There are certainly many types of gardens, but if you’re like me, the most satisfying kind of garden can be a retreat garden. I think most of us long for a space where we can go for a few minutes of quiet time (or maybe hours, depending on what kind of day you had). The best part of a retreat garden is that it is something that you can design to meet your own needs using the space you have. If you are a garden fanatic you’ve probably gone on a few garden tours and been mesmerized with what other people have done to create amazing spaces. I went on a neighborhood garden tour just the other week and was taken aback by some of the beautiful garden retreats people had created as a place to refresh their spirit, slow down and just be. If you don’t have what you would call a “retreat” garden, take any opportunity to visit other people’s gardens, botanical gardens or arboretums. It will help you decide what you want to go after.
All garden retreats have a few common elements that truly make them a retreat. After determining what you think your style may be, you’ll definitely want to have some kind of portal of entry. This is where you transition to the space. It could be an actual gate, an arch made of tree branches, even an opening in a row of shrubs. Whatever it is, it should lead you into your own Shangri-La! You really will want the space be somewhat enclosed. True, it is inspiring to stand on the rim of the Grand Canyon and feel at peace looking out at this grand vista, but that is not what we are shooting for here. This should be an intimate place for reflection and can be enclosed with a simple brick wall, a wooden fence or shrubs that can provide sheltering green walls. You can get creative to save money. One section of my space was just a chain link fence. I decided I could use the neverending supply of maple tree branches that fall out of my trees and weave them into the chain link. It almost looks like I have a giant basket for a wall! My neighbor was thrilled that she could just throw her downed tree limbs on to my pile. She calls me the “stick man” and said she didn’t know there were so many uses for tree branches.
The next element that helps create your sanctuary is some sort of pathway leading to somewhere or something. May be it leads to a seating area, a cool vista or it just goes on a winding stroll with no destination. My path starts at the garden gate that sports a grinning green man who welcomes me in to the garden. The stone path right inside the gate leads right to a cherished stone birdbath that serves as the focal point of my retreat. Your path can be formal and straight or more relaxed and undulating. I admire formal gardens, but for my own space, I like a more wild and relaxed look that lets the imagination wander.

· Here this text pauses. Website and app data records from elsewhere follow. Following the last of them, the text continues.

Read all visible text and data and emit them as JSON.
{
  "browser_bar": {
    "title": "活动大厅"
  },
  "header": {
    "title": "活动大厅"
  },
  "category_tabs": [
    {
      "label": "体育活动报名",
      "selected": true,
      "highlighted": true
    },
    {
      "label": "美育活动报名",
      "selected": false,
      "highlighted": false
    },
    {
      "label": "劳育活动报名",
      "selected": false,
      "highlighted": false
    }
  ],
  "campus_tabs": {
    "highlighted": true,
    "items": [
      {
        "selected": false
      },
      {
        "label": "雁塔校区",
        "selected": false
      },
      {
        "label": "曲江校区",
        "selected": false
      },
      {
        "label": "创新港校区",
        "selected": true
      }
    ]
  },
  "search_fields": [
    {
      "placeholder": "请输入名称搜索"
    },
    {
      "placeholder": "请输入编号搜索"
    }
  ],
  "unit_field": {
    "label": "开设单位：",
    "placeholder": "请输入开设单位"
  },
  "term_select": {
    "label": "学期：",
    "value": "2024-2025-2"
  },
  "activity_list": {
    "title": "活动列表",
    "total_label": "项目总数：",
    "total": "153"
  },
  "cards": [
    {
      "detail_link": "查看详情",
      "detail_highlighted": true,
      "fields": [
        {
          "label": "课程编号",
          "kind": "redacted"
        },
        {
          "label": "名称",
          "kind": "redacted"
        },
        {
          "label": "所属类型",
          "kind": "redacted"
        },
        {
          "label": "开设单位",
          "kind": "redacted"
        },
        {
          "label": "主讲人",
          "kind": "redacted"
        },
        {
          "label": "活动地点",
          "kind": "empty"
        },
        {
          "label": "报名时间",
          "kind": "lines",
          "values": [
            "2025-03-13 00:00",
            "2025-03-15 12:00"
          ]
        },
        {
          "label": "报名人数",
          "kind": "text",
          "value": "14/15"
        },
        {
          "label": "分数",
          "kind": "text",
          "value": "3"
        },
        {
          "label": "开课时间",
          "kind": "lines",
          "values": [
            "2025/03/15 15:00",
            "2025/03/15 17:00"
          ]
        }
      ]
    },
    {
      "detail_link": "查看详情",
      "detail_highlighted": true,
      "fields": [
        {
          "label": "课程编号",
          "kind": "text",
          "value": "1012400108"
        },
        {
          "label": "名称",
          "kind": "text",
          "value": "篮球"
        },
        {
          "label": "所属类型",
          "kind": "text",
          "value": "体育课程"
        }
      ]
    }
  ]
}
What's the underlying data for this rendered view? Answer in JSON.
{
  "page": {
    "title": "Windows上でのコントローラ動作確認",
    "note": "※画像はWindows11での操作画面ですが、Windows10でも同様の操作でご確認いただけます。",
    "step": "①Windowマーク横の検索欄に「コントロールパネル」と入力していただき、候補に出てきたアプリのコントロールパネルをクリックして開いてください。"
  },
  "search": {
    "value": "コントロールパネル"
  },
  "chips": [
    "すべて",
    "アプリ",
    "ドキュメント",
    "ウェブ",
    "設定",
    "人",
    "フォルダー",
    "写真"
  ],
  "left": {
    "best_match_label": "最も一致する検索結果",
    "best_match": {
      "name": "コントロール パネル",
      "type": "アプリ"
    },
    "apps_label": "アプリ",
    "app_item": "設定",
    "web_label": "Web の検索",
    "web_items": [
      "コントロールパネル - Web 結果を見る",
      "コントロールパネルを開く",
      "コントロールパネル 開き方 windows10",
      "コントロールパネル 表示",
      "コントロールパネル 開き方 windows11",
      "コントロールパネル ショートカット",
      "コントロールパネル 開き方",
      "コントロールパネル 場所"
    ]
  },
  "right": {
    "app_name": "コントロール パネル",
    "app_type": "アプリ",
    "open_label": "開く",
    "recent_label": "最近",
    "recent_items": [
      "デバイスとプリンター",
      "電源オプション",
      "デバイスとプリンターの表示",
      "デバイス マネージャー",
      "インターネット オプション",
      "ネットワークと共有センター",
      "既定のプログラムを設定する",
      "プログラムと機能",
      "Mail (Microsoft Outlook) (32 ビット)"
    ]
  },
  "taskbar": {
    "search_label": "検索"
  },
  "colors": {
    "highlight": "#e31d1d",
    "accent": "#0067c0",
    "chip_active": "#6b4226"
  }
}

I think every garden retreat needs a piece of furniture where you can “sit a spell” and veg out among the vegetables. Looking for that perfect chair, bench or stool can actually be a lot of fun. Check out antique and secondhand stores for that treasure. This year, the season was moving along, and I couldn’t find that perfect seat I wanted. In my panic, and in order to have a place to sit, I settled for a plastic adirondack chair from the Home Depot. There is nothing wrong with these and I could have gotten it for next to nothing if I would have been agreeable to open a Home Depot credit card, but I declined. Long story short, after the Home Depot purchase, I found my garden retreat dream chair in someone’s garbage while walking my dog. I managed to walk the rest of the way home toting a beautiful bright yellow ladder-back chair while being pulled along by my sled dog. It was very early. I don’t think too many people saw this spectacle. The chair was just what the garden needed.
Whatever your plans are for a garden retreat, be open to the possibilities and have a little patience waiting for the retreat to become what you want it to be. I’ve seen my space grow from one raised bed about twenty years ago to the place that today, offers a place of quiet seclusion, a place to think and just be.